- TO DO: Count the lines below holding "miljøledelsessystem" and answer with that number only.

[Website and app data records]
☆ ☆ ☆ ☆ ☆

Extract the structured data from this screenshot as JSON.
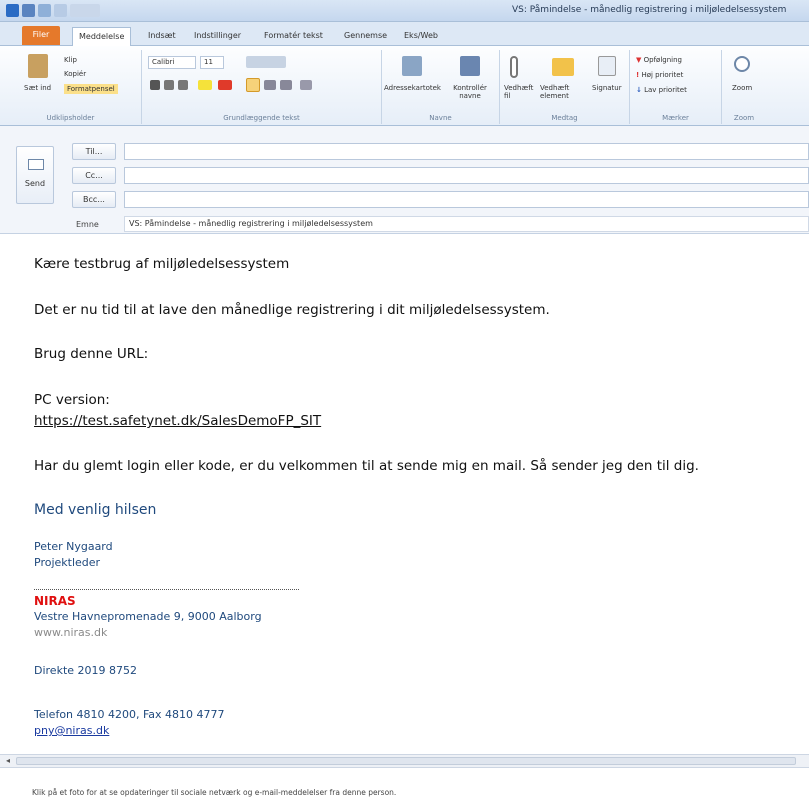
{
  "window": {
    "title": "VS: Påmindelse - månedlig registrering i miljøledelsessystem"
  },
  "tabs": [
    "Filer",
    "Meddelelse",
    "Indsæt",
    "Indstillinger",
    "Formatér tekst",
    "Gennemse",
    "Eks/Web"
  ],
  "ribbon": {
    "clipboard": {
      "paste": "Sæt ind",
      "cut": "Klip",
      "copy": "Kopiér",
      "format_painter": "Formatpensel",
      "label": "Udklipsholder"
    },
    "basic_text": {
      "font": "Calibri",
      "size": "11",
      "label": "Grundlæggende tekst"
    },
    "names": {
      "address_book": "Adressekartotek",
      "check_names": "Kontrollér navne",
      "label": "Navne"
    },
    "include": {
      "attach_file": "Vedhæft fil",
      "attach_item": "Vedhæft element",
      "signature": "Signatur",
      "label": "Medtag"
    },
    "tags": {
      "follow_up": "Opfølgning",
      "high": "Høj prioritet",
      "low": "Lav prioritet",
      "label": "Mærker"
    },
    "zoom": {
      "zoom": "Zoom",
      "label": "Zoom"
    }
  },
  "header": {
    "send_label": "Send",
    "to_label": "Til...",
    "cc_label": "Cc...",
    "bcc_label": "Bcc...",
    "subject_label": "Emne",
    "to_value": "",
    "cc_value": "",
    "bcc_value": "",
    "subject_value": "VS: Påmindelse - månedlig registrering i miljøledelsessystem"
  },
  "body": {
    "greeting": "Kære testbrug af miljøledelsessystem",
    "line1": "Det er nu tid til at lave den månedlige registrering i dit miljøledelsessystem.",
    "line2": "Brug denne URL:",
    "pc_label": "PC version:",
    "url": "https://test.safetynet.dk/SalesDemoFP_SIT",
    "line3": "Har du glemt login eller kode, er du velkommen til at sende mig en mail. Så sender jeg den til dig."
  },
  "signature": {
    "closing": "Med venlig hilsen",
    "name": "Peter Nygaard",
    "role": "Projektleder",
    "company": "NIRAS",
    "address": "Vestre Havnepromenade 9, 9000 Aalborg",
    "web": "www.niras.dk",
    "direct": "Direkte 2019 8752",
    "phone": "Telefon 4810 4200, Fax 4810 4777",
    "email": "pny@niras.dk"
  },
  "status": {
    "text": "Klik på et foto for at se opdateringer til sociale netværk og e-mail-meddelelser fra denne person."
  },
  "colors": {
    "accent": "#e5792b",
    "signature": "#1f497d",
    "brand": "#e01010"
  }
}
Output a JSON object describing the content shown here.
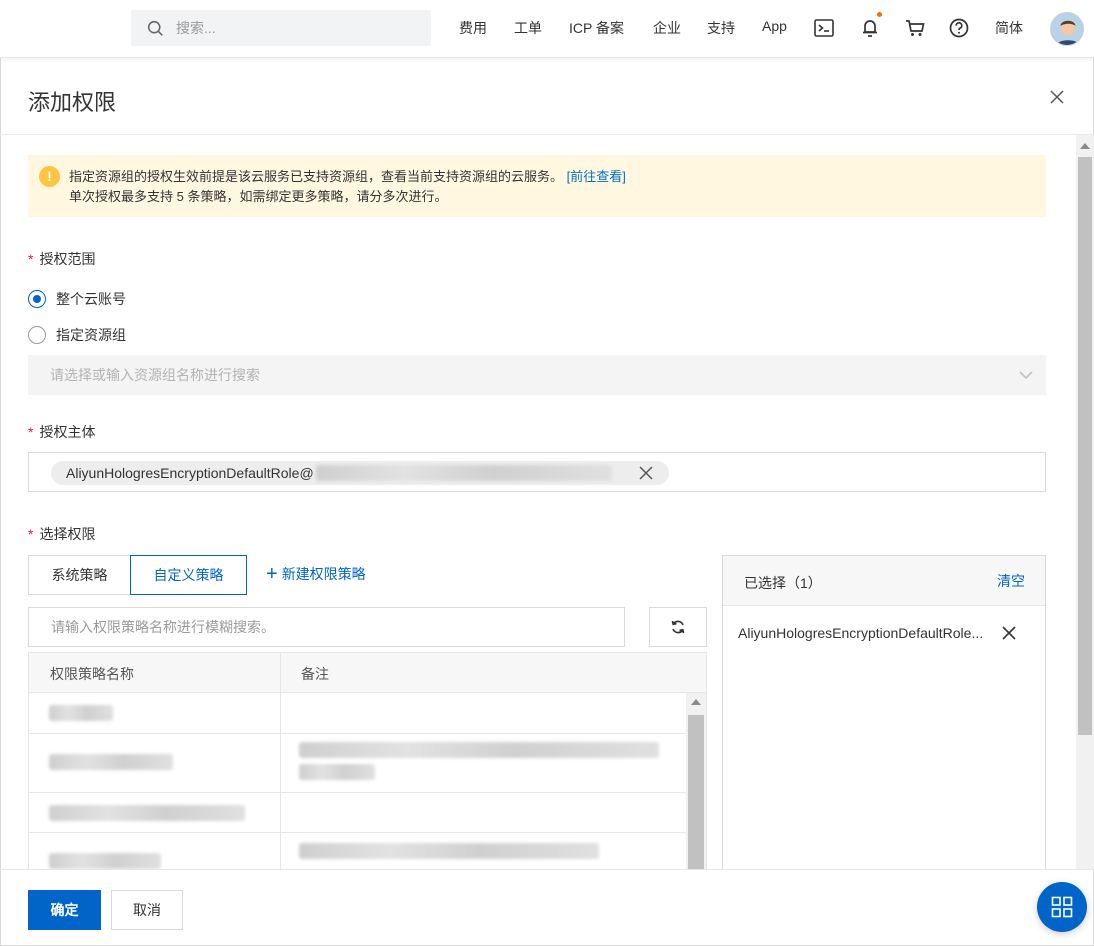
{
  "nav": {
    "search_placeholder": "搜索...",
    "items": [
      "费用",
      "工单",
      "ICP 备案",
      "企业",
      "支持",
      "App"
    ],
    "lang": "简体",
    "icons": [
      "terminal-icon",
      "bell-icon",
      "cart-icon",
      "help-icon"
    ],
    "notification_dot_color": "#ff6a00"
  },
  "dialog": {
    "title": "添加权限",
    "alert": {
      "line1": "指定资源组的授权生效前提是该云服务已支持资源组，查看当前支持资源组的云服务。",
      "link": "[前往查看]",
      "line2": "单次授权最多支持 5 条策略，如需绑定更多策略，请分多次进行。"
    },
    "scope": {
      "label": "授权范围",
      "options": [
        "整个云账号",
        "指定资源组"
      ],
      "selected": "整个云账号",
      "resource_group_placeholder": "请选择或输入资源组名称进行搜索"
    },
    "principal": {
      "label": "授权主体",
      "tag_text": "AliyunHologresEncryptionDefaultRole@"
    },
    "permissions": {
      "label": "选择权限",
      "tabs": [
        "系统策略",
        "自定义策略"
      ],
      "active_tab": "自定义策略",
      "new_policy": "新建权限策略",
      "search_placeholder": "请输入权限策略名称进行模糊搜索。",
      "columns": [
        "权限策略名称",
        "备注"
      ]
    },
    "selected": {
      "title": "已选择（1）",
      "clear": "清空",
      "items": [
        "AliyunHologresEncryptionDefaultRole..."
      ]
    },
    "footer": {
      "ok": "确定",
      "cancel": "取消"
    }
  },
  "colors": {
    "primary": "#0064c8",
    "warning_bg": "#fff7e0",
    "warning_icon": "#ffc440",
    "required": "#e02020"
  }
}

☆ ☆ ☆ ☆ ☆

- RESPONSE BELOW: 4